**WHAT IS REQUIRED:**
Provide the number of lines of the records that include "when", with no other content.

══ WORKING DATA ══

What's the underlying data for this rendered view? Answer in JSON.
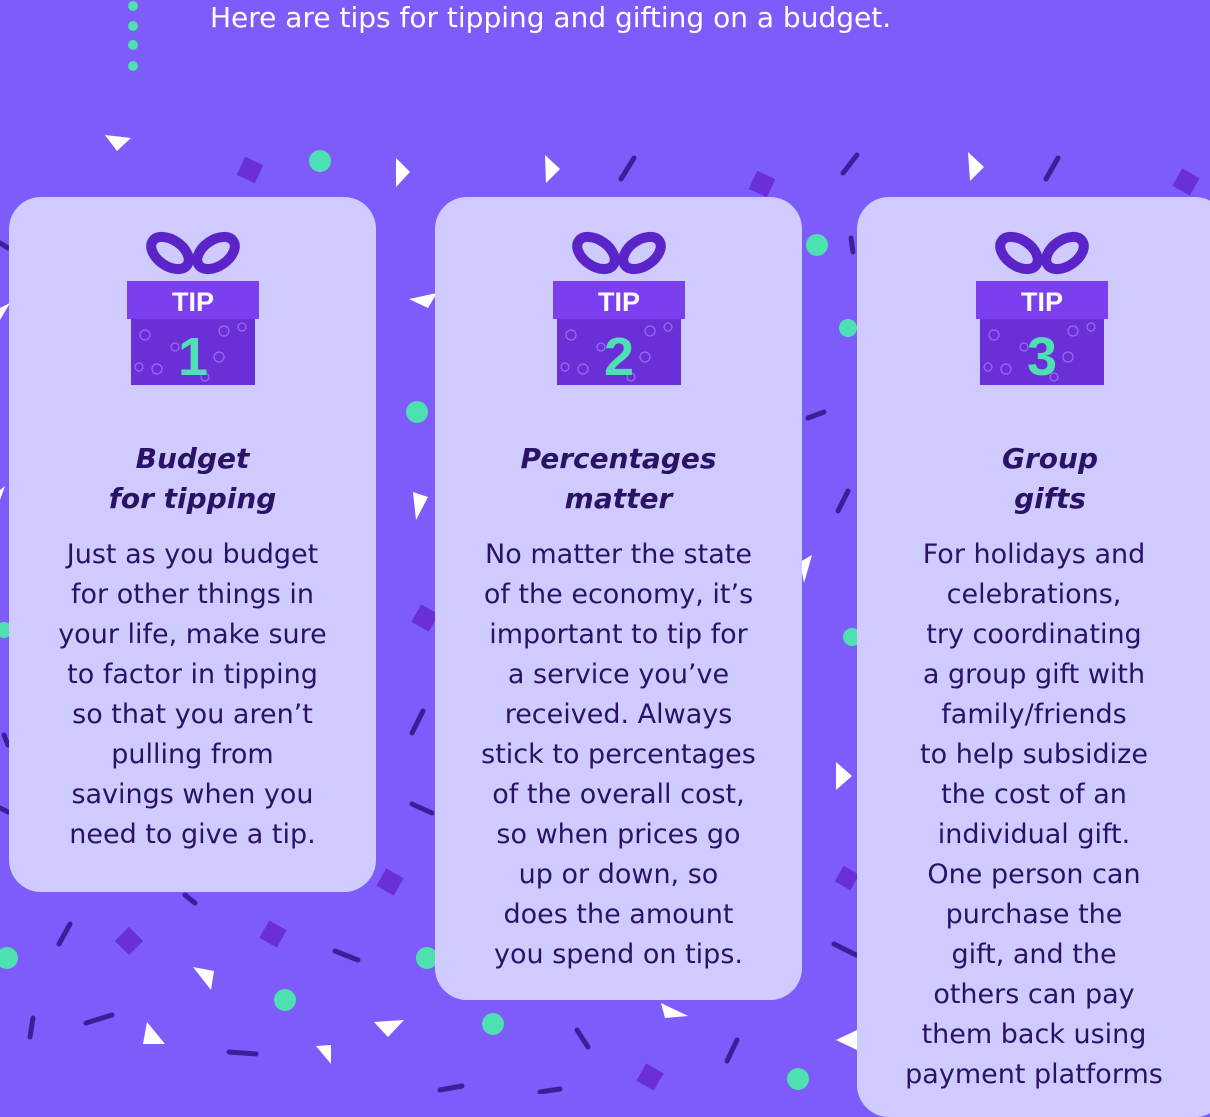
{
  "intro_text": "Here are tips for tipping and gifting on a budget.",
  "colors": {
    "background": "#7e5cfb",
    "card": "#cfcbff",
    "text": "#2a1266",
    "gift_box": "#6a2fd6",
    "gift_lid": "#7c3ff0",
    "teal": "#4de0b0",
    "confetti_dark": "#3b1f99",
    "confetti_mid": "#6a2fd6",
    "confetti_white": "#ffffff"
  },
  "tips": [
    {
      "badge_label": "TIP",
      "number": "1",
      "title": "Budget\nfor tipping",
      "body": "Just as you budget\nfor other things in\nyour life, make sure\nto factor in tipping\nso that you aren’t\npulling from\nsavings when you\nneed to give a tip."
    },
    {
      "badge_label": "TIP",
      "number": "2",
      "title": "Percentages\nmatter",
      "body": "No matter the state\nof the economy, it’s\nimportant to tip for\na service you’ve\nreceived. Always\nstick to percentages\nof the overall cost,\nso when prices go\nup or down, so\ndoes the amount\nyou spend on tips."
    },
    {
      "badge_label": "TIP",
      "number": "3",
      "title": "Group\ngifts",
      "body": "For holidays and\ncelebrations,\ntry coordinating\na group gift with\nfamily/friends\nto help subsidize\nthe cost of an\nindividual gift.\nOne person can\npurchase the\ngift, and the\nothers can pay\nthem back using\npayment platforms"
    }
  ]
}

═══

**EXERCISE ANSWER:**
2